TASK DIRECTIONS ▸ Look through the material below and give the number of lines holding "interval", with no other words.

MATERIAL FOR THIS EXERCISE ▸

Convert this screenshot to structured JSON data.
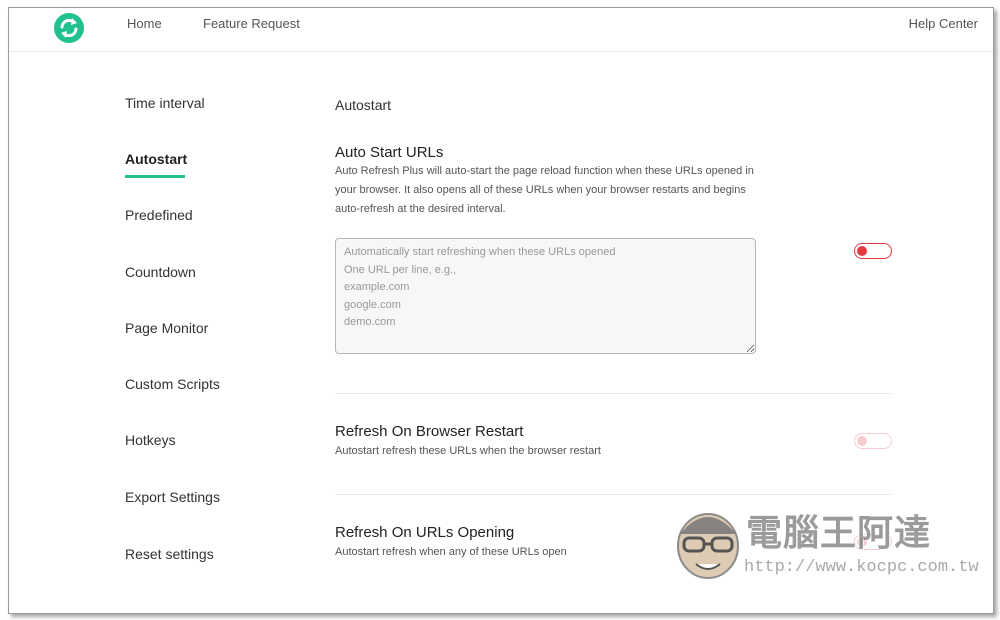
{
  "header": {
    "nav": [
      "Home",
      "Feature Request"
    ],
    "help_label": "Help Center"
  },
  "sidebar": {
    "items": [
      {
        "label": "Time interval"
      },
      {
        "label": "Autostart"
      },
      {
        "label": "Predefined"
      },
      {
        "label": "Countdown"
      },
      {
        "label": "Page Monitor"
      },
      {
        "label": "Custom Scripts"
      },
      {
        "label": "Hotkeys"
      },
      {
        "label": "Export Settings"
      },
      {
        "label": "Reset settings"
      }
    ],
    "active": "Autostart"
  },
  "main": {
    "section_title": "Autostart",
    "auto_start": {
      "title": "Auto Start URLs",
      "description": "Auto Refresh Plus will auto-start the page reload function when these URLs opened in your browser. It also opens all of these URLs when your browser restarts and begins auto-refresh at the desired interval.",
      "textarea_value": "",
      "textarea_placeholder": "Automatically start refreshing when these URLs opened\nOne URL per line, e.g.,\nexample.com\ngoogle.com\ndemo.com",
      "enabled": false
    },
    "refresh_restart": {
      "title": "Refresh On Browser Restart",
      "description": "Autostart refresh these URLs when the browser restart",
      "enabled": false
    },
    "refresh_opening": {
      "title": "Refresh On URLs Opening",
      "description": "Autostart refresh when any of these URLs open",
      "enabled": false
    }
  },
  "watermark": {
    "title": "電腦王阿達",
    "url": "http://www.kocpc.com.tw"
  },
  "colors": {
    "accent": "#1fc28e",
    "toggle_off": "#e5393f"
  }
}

OUTPUT ▸ 2